Celebrate the Many Cultures of Seattle

Seattle is a colorful and dynamic place.

The outdoor setting is amazing, the food and drinks top-notch and the art, music and sports scenes all add a unique vibrancy.

Fueling much of Seattle’s singular spirit are the people who live here. And that mix encompasses an array of different cultures who bring their own unique flavor to the region, from Asian and African American communities to Native Americans, Scandinavians, Latinos and Native Americans.

One of the best ways to find out more about how different cultural influences color the Seattle landscape is to experience it firsthand at various festivals or gatherings. And every year, Seattle plays host to scores of them. From the Seattle Arab Festival and Tibet Fest to the Live Aloha Hawaiian Cultural Festival, the Emerald City celebrates its diverse influences.


Here are some of the best celebrations coming up. And for more, check out Visit Seattle’s annual lineup.

The Italian Festival — Held every year since 1988, Seattle’s Italian Festival is the largest Italian-American event in the Northwest and features art, music, food, cooking demonstrations, a car show and a grape stomp.

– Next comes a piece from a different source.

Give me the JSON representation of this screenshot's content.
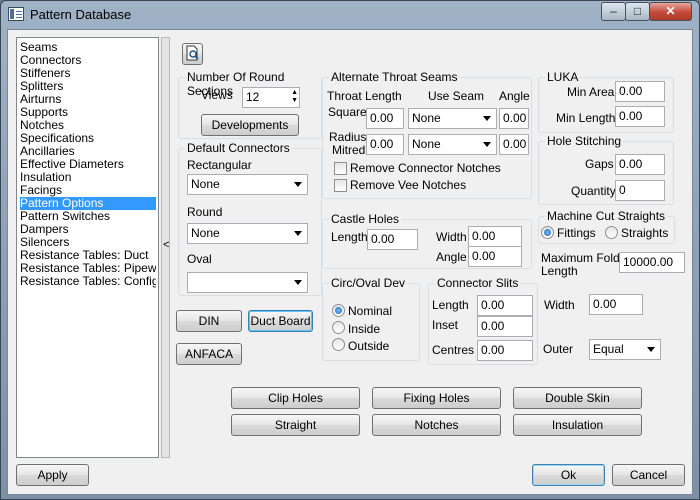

Dia de MuertosThe annual festival to remember the dearly departed, Dia de Muertos in Seattle combines traditional music and food with the colors, sights and sounds that come with this longstanding Mexican tradition. Nov. 2, 2019.

Seattle Jewish Film Festival — Every year, this festival draws folks from around the region to celebrate global Jewish and Israeli life through cinema. Attendees experience top-tier films and also cast votes for their favorite films in several different categories. March 21-29, April 4-5, 2020.

Tet in Seattle — The Vietnamese New Year gets rung in every year in Seattle during this annual festival. Usually held in late January or early February, the celebration includes art, music, amazing food, a fashion show and, a crowd favorite, lion dances. Jan. 18-19, 2020.

Indigenous People Festival — This annual event showcases the Native people who’ve long called the Northwest home by celebrating with song, dance, live performances, traditional food and native folklore and stories. June 13, 2020.

Chinatown-International District Dragonfest — Who doesn’t to go to a festival with a name like Dragonfest? There, you’ll find dragon and lion dances, Korean drumming, martial arts and a $3 food walk featuring food from 40 hot restaurants.

Spirit of Africa — Learn more about the music, dance and culture of Africa — and how its influence is felt in the Northwest — at this annual celebration. Featuring live music, dance, fashion, art and food, this event spotlights culture and traditions from across Africa.

Image by MStudioImages

Jon Bell

Jon Bell writes about the outdoors, fitness, health, and a range of other topics from his home in Lake Oswego, OR. He is also the author of "On Mount Hood: A Biography of Oregon's Perilous Peak."